Much of that narrative is presented directly to the audience by one of Lemming's teammates, his pal Kippy Sunderstrom (Patrick J. Adams, a charming and consummate storyteller). Kippy promises to fill us in on how "the whole mess" got started. But first, he wants us to understand that Lemming is someone from whom "mess does not flow forth," not only a superhero ballplayer but a man who seems to have led a charmed life: "His white father. His Black mother. Their triumphant yet cozy middle-class marriage. A Black man you could imagine had never suffered."
The plot strand involving this pair takes up one chunk of the story and, thanks to Greenberg's skilled use of language, it leads to outcomes that mix the predictable with elements of the gasp-inducing unexpected. Weaving in and out of the unfolding events are the other members of the ball team, many of whom have their own special moments, thanks to Greenberg's skill at creating supporting characters who are compelling in their own right. One stand-out is Julian Cihi as Takeshi Kawabata, a Japanese member of the team, from whom we learn of the loneliness he faces as a non-English speaking outsider. We also come to realize that a "team" is simply of group of disparate men who come together in a professional capacity for practice and the games, only occasionally forming sustaining bonds of friendship, comradery, and brotherhood.
And, finally, there is the outsider, Mason Marzac (Jesse Tyler Ferguson), Lemming's self-deprecating hero-worshipping business manager, a gay man and a misfit. When he first meets Lemming, he gushes: "What you've done is a very wonderful thing for the community," before adding, "Of course, I don't really have a community. Or, more precisely, the community won't really have me." That, in a nutshell, describes Marzac, who goes on to become the Empires' biggest fan, relishing the sense that, at last, he belongs to a community that will have him as one of its own.

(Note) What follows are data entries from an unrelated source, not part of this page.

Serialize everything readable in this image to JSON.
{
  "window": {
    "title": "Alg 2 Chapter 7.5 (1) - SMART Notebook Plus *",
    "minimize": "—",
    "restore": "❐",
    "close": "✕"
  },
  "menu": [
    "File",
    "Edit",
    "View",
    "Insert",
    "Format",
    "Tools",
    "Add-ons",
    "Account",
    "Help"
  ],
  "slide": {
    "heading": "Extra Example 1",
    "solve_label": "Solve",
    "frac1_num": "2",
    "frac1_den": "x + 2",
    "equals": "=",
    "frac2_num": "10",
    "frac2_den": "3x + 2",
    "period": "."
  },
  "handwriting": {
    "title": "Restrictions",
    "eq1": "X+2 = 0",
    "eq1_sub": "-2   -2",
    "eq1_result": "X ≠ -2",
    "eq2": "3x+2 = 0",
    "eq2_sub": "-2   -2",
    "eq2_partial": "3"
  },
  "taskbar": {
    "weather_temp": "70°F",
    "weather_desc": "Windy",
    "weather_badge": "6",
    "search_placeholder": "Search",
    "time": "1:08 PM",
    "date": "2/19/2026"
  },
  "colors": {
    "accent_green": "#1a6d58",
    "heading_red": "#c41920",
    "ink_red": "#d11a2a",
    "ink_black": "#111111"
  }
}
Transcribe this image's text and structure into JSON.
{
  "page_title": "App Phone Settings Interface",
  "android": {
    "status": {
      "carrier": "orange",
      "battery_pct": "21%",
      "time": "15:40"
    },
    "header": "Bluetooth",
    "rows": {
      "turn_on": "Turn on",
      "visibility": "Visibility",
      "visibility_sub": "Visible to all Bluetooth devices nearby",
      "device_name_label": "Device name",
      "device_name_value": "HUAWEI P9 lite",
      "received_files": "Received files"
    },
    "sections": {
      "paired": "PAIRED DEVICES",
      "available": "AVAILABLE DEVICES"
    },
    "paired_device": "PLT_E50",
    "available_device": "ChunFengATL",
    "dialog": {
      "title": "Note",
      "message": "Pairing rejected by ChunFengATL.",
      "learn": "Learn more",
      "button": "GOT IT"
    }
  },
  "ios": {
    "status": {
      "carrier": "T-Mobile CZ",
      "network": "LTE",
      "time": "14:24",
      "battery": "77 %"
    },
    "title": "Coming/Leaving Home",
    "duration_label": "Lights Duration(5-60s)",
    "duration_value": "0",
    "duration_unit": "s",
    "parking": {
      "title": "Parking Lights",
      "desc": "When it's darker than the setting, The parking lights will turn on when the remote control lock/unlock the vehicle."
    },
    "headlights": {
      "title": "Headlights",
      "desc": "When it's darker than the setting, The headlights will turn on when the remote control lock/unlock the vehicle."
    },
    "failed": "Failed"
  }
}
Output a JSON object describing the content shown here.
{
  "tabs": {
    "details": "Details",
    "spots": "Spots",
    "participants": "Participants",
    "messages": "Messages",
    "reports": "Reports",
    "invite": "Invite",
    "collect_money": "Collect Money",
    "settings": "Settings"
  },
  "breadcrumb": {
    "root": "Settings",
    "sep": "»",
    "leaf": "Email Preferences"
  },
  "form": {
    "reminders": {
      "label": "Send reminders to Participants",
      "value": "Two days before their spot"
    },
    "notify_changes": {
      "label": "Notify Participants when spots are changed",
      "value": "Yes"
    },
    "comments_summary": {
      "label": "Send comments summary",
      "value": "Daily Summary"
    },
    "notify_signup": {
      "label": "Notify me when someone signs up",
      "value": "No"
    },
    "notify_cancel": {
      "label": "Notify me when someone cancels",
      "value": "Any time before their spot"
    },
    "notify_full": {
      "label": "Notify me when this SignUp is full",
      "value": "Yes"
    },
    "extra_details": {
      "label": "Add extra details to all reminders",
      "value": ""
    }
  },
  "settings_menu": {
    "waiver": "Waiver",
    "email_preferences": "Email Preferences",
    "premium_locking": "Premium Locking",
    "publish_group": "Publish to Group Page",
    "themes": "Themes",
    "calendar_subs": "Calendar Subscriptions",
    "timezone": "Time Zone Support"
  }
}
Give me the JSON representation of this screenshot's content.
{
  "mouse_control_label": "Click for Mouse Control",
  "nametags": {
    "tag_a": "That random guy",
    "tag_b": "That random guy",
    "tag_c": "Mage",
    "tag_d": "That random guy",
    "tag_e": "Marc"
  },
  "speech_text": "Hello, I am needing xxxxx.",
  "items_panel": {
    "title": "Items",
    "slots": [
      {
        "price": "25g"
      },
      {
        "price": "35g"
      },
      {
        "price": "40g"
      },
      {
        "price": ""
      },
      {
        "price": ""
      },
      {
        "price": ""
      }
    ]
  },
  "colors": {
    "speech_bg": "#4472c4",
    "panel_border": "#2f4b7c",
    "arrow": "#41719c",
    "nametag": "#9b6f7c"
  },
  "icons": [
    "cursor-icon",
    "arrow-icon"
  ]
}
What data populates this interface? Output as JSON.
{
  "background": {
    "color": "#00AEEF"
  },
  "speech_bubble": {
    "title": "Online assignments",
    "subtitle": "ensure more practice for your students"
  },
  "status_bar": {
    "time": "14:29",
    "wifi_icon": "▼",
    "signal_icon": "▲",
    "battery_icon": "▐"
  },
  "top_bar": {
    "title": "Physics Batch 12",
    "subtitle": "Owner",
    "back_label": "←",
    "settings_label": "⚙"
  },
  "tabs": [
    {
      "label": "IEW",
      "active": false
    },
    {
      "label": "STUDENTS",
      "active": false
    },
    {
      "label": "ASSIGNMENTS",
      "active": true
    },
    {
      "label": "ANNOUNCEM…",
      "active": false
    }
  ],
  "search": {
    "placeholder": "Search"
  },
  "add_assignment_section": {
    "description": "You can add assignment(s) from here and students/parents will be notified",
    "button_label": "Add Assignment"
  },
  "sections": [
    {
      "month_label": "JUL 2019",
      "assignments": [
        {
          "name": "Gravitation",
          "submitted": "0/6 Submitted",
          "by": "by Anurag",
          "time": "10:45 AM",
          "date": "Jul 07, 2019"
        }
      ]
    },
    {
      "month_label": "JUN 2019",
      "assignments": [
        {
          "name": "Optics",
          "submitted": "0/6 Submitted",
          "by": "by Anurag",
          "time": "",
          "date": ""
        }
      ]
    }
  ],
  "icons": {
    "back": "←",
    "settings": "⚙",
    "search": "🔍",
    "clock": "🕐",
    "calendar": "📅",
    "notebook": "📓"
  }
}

In the original Broadway production, the role of Marzac was played by Denis O'Hare, whose performance was so magnificently neurotic that at times it seemed the play revolved around him. O'Hare did win a Tony for his performance, but here director Scott Ellis has gotten Ferguson (a terrific comic actor in his own right) to pull back enough so that Marzac becomes more of a team player. And that's as it should be, because more than anything, Take Me Out represents a winning team effort. Go for the naked guys if you'd like, but stay for the wonderful weave of stories performed by a terrific ensemble of actors.